Additional Resources

References:
1. O*Net Online, Police Patrol Officers: http://www.onetonline.org/link/summary/33-3051.01
2. US Bureau of Labor Statistics, Occupational Outlook Handbook, Police and Detectives: http://www.bls.gov/ooh/protective-service/police-and-detectives.htm
3. US Bureau of Labor Statistics, Occupational Outlook Handbook, Correctional Officers and Bailiffs: http://www.bls.gov/ooh/protective-service/correctional-officers.htm
4. US Bureau of Labor Statistics, Occupational Outlook Handbook, Security Guards and Gaming Surveillance Officers: http://www.bls.gov/OOH/protective-service/security-guards.htm

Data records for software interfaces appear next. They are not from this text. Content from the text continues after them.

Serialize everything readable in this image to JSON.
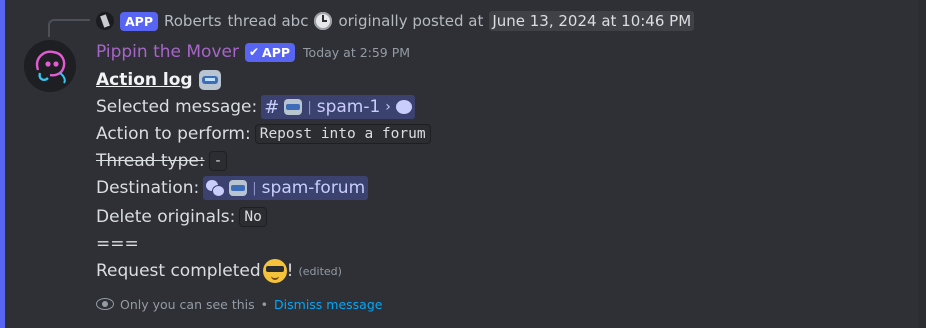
{
  "reply": {
    "app_tag": "APP",
    "author": "Roberts",
    "thread_name": "thread abc",
    "originally_posted": "originally posted at",
    "timestamp": "June 13, 2024 at 10:46 PM"
  },
  "message": {
    "author": "Pippin the Mover",
    "badge": "APP",
    "timestamp": "Today at 2:59 PM",
    "title": "Action log",
    "selected_label": "Selected message:",
    "selected_channel": "spam-1",
    "action_label": "Action to perform:",
    "action_value": "Repost into a forum",
    "thread_type_label": "Thread type:",
    "thread_type_value": "-",
    "destination_label": "Destination:",
    "destination_channel": "spam-forum",
    "delete_label": "Delete originals:",
    "delete_value": "No",
    "separator": "===",
    "completed": "Request completed",
    "exclaim": "!",
    "edited": "(edited)"
  },
  "footer": {
    "only_you": "Only you can see this",
    "bullet": "•",
    "dismiss": "Dismiss message"
  },
  "colors": {
    "author": "#a865c9",
    "accent": "#5865f2",
    "mention_bg": "#3c4270",
    "link": "#00a8fc"
  },
  "icons": [
    "clock-icon",
    "robot-icon",
    "hash-icon",
    "thread-bubble-icon",
    "forum-icon",
    "sunglasses-emoji",
    "eye-icon",
    "check-icon"
  ]
}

5. O*Net Online, Transit and Railroad Police: http://www.onetonline.org/link/summary/33-3052.00
6. US Bureau of Labor Statistics, Occupational Outlook Handbook, Paralegals and Legal Assistants: http://www.bls.gov/ooh/legal/paralegals-and-legal-assistants.htm
7. O*Net Online, Immigration and Customs Inspectors: http://www.onetonline.org/link/summary/33-3021.05

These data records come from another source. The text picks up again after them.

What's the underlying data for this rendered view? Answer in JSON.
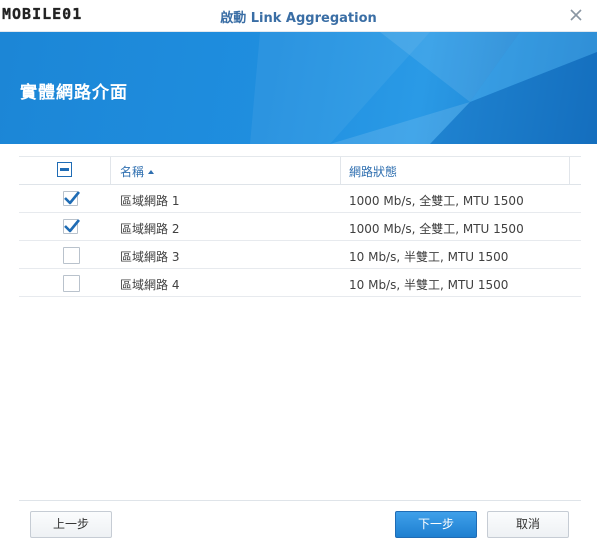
{
  "window": {
    "logo_text": "MOBILE01",
    "title": "啟動 Link Aggregation",
    "close_icon": "close-icon"
  },
  "banner": {
    "title": "實體網路介面",
    "color": "#1f8edf"
  },
  "grid": {
    "columns": {
      "name": "名稱",
      "status": "網路狀態"
    },
    "sort": "name-ascending",
    "header_checkbox": "partial",
    "rows": [
      {
        "name": "區域網路 1",
        "status": "1000 Mb/s, 全雙工, MTU 1500",
        "checked": true
      },
      {
        "name": "區域網路 2",
        "status": "1000 Mb/s, 全雙工, MTU 1500",
        "checked": true
      },
      {
        "name": "區域網路 3",
        "status": "10 Mb/s, 半雙工, MTU 1500",
        "checked": false
      },
      {
        "name": "區域網路 4",
        "status": "10 Mb/s, 半雙工, MTU 1500",
        "checked": false
      }
    ]
  },
  "footer": {
    "prev_label": "上一步",
    "next_label": "下一步",
    "cancel_label": "取消"
  }
}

8. USAJobs, Border Patrol Agent: https://www.usajobs.gov/GetJob/ViewDetails/443445400/
9. US Bureau of Labor Statistics, Occupational Outlook Handbook, Private Detectives and Investigators: http://www.bls.gov/ooh/protective-service/private-detectives-and-investigators.htm
10. US Office of Personnel Management, Salary Table 2016-GS: https://www.opm.gov/policy-data-oversight/pay-leave/salaries-wages/salary-tables/pdf/2016/GS.pdf

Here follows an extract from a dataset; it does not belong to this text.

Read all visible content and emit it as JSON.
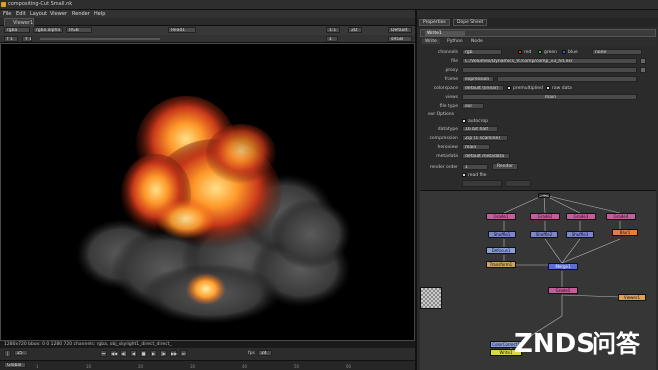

11. O*Net Online, First-Line Supervisors of Correctional Officers: http://www.onetonline.org/link/summary/33-1011.00
12. O*Net Online, Probation Officers and Correctional Treatment Specialists: http://www.onetonline.org/link/summary/21-1092.00
13. US Bureau of Labor Statistics, Occupational Outlook Handbook, Forensic Science Technicians: http://www.onetonline.org/link/summary/21-1092.00
14. O*Net Online, Information Security Analysts: http://www.onetonline.org/link/summary/15-1122.00
15. USAJobs, Immigration Services Officer: https://www.usajobs.gov/GetJob/ViewDetails/443385200/
16. O*Net Online, Criminal Investigators and Special Agents: http://www.onetonline.org/link/summary/33-3021.03
17. US Bureau of Labor Statisitcs, Occupational Employment Statistics, Fish and Game Wardens: http://www.bls.gov/oes/current/oes333031.htm
18. O*Net Online, Fish and Game Wardens: http://www.onetonline.org/link/summary/33-3031.00
19. US Bureau of Labor Statistics, Occupational Outlook Handbook, Social Workers: http://www.bls.gov/ooh/community-and-social-service/social-workers.htm
20. O*Net Online, Substance Abuse and Behavioral Disorder Counselors: http://www.onetonline.org/link/summary/21-1011.00
21. US Bureau of Labor Statistics, Occupational Employment Statistics, Criminal Justice and Law Enforcement Teachers, Postsecondary: http://www.bls.gov/oes/2012/may/oes251111.htm
22. O*Net Online, Clinical Psychologists: http://www.bls.gov/oes/current/oes193039.htm
23. O*Net Online, Lawyers: http://www.onetonline.org/link/summary/23-1011.00
24. O*Net Online, Judges, Magistrate Judges, and Magistrates: http://www.onetonline.org/link/summary/23-1023.00
25. US Bureau of Labor Statistics, Occupational Outlook Handbook, Judges and Hearing Officers: http://www.bls.gov/ooh/legal/judges-and-hearing-officers.htm